BEGIN Supplied material
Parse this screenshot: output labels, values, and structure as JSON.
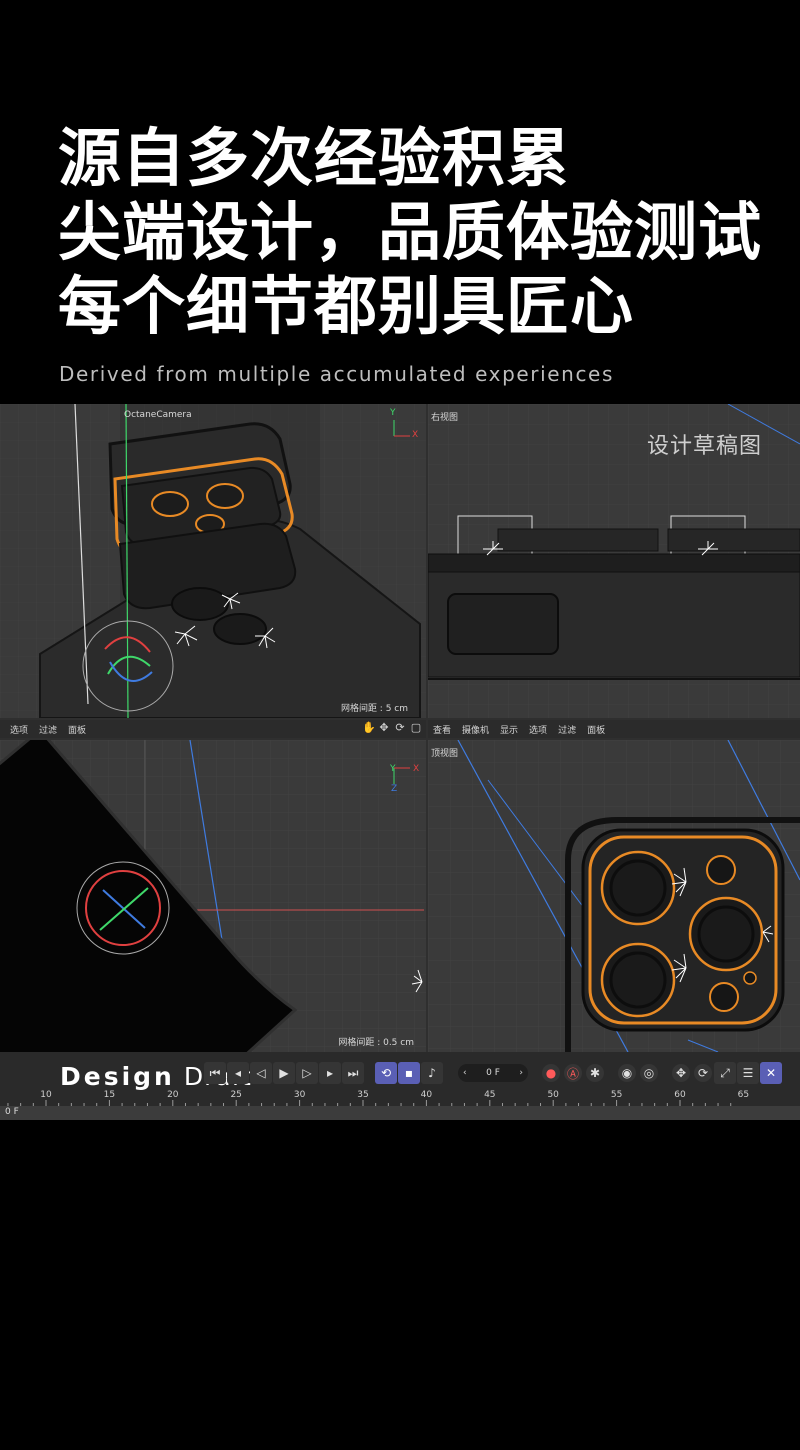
{
  "headline": {
    "line1": "源自多次经验积累",
    "line2": "尖端设计，品质体验测试",
    "line3": "每个细节都别具匠心"
  },
  "subtitle": "Derived from multiple accumulated experiences",
  "viewports": {
    "perspective": {
      "camera_label": "OctaneCamera",
      "grid_spacing": "网格间距 : 5 cm",
      "axis_y": "Y",
      "axis_x": "X"
    },
    "right": {
      "label": "右视图",
      "draft_title": "设计草稿图"
    },
    "front": {
      "grid_spacing": "网格间距 : 0.5 cm",
      "axis_y": "Y",
      "axis_x": "X",
      "axis_z": "Z"
    },
    "top": {
      "label": "顶视图"
    }
  },
  "menubar_left": [
    "选项",
    "过滤",
    "面板"
  ],
  "menubar_right": [
    "查看",
    "摄像机",
    "显示",
    "选项",
    "过滤",
    "面板"
  ],
  "timeline": {
    "watermark_bold": "Design",
    "watermark_light": "Draft",
    "frame_value": "0 F",
    "current_frame": "0 F",
    "ticks": [
      "10",
      "15",
      "20",
      "25",
      "30",
      "35",
      "40",
      "45",
      "50",
      "55",
      "60",
      "65"
    ]
  },
  "colors": {
    "orange": "#e88a25",
    "blue_line": "#3f7be0",
    "axis_red": "#e04040",
    "axis_green": "#3fd86a",
    "ui_blue": "#5a5fb5"
  },
  "icons": {
    "hand": "hand-icon",
    "move": "move-icon",
    "rotate": "rotate-icon",
    "maximize": "maximize-icon",
    "first": "go-to-start-icon",
    "prev_key": "prev-key-icon",
    "prev_frame": "prev-frame-icon",
    "play": "play-icon",
    "next_frame": "next-frame-icon",
    "next_key": "next-key-icon",
    "last": "go-to-end-icon"
  }
}
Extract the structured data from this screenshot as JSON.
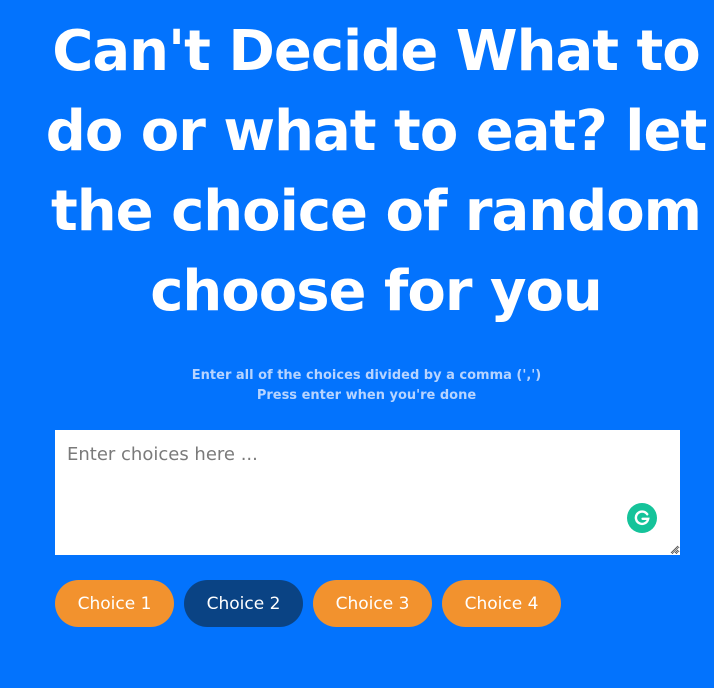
{
  "headline": "Can't Decide What to do or what to eat? let the choice of random choose for you",
  "instructions": {
    "line1": "Enter all of the choices divided by a comma (',')",
    "line2": "Press enter when you're done"
  },
  "input": {
    "placeholder": "Enter choices here ...",
    "value": ""
  },
  "grammarly_icon": "grammarly-g-icon",
  "choices": [
    {
      "label": "Choice 1",
      "selected": false
    },
    {
      "label": "Choice 2",
      "selected": true
    },
    {
      "label": "Choice 3",
      "selected": false
    },
    {
      "label": "Choice 4",
      "selected": false
    }
  ],
  "colors": {
    "background": "#0373fd",
    "choice": "#f2922e",
    "choice_selected": "#0a4384",
    "grammarly": "#15c39a"
  }
}
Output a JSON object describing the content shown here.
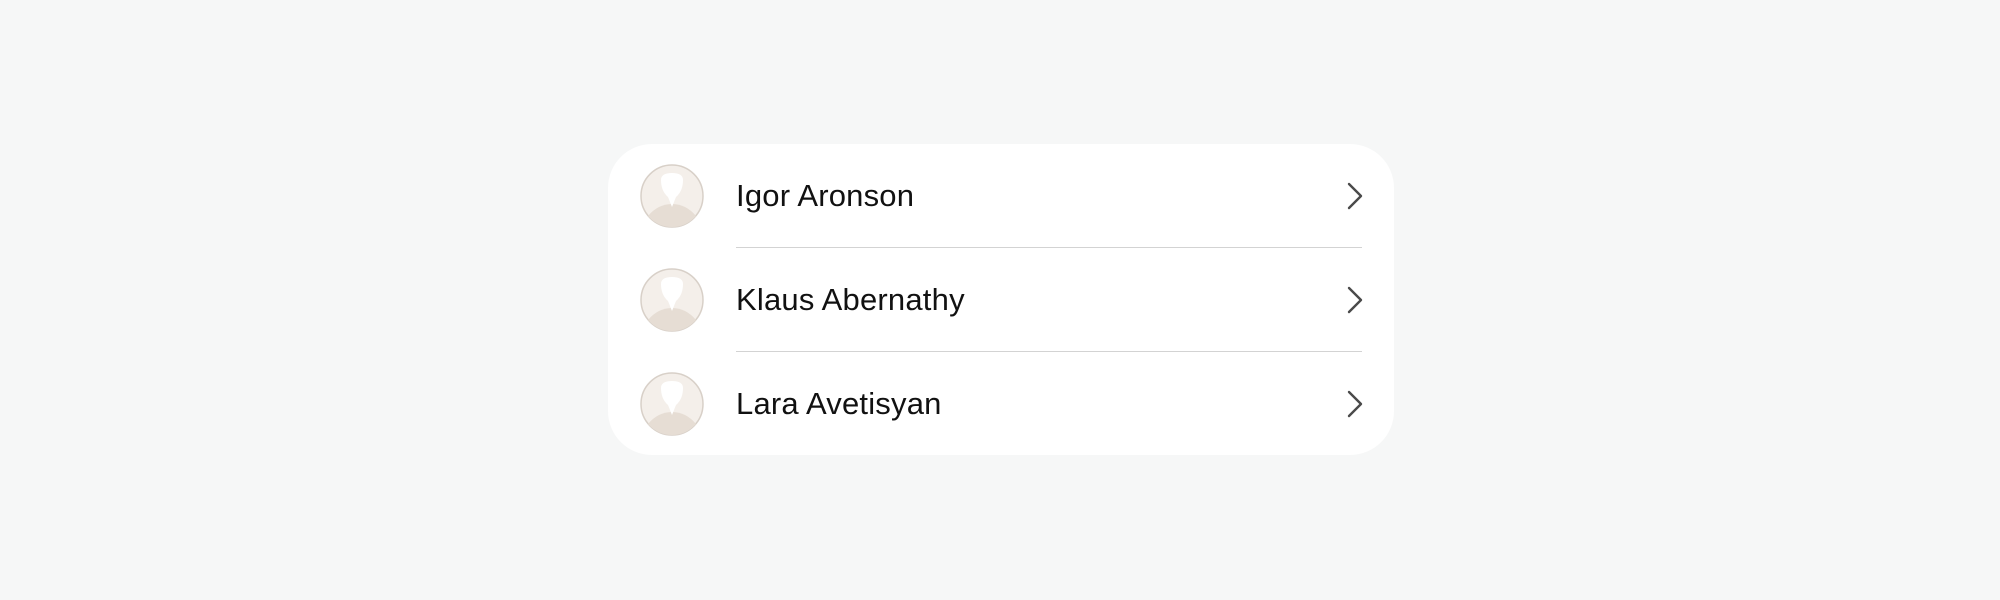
{
  "contacts": [
    {
      "name": "Igor Aronson",
      "avatar_icon": "person-placeholder-icon",
      "chevron_icon": "chevron-right-icon"
    },
    {
      "name": "Klaus Abernathy",
      "avatar_icon": "person-placeholder-icon",
      "chevron_icon": "chevron-right-icon"
    },
    {
      "name": "Lara Avetisyan",
      "avatar_icon": "person-placeholder-icon",
      "chevron_icon": "chevron-right-icon"
    }
  ],
  "colors": {
    "background": "#f6f7f7",
    "card": "#ffffff",
    "text": "#111111",
    "divider": "#d3d3d3",
    "chevron": "#4a4a4a",
    "avatar_fill": "#f4efea",
    "avatar_border": "#d8d0c8"
  }
}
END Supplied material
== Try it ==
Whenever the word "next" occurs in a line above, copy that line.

== Reply ==
    "next_frame": "next-frame-icon",
    "next_key": "next-key-icon",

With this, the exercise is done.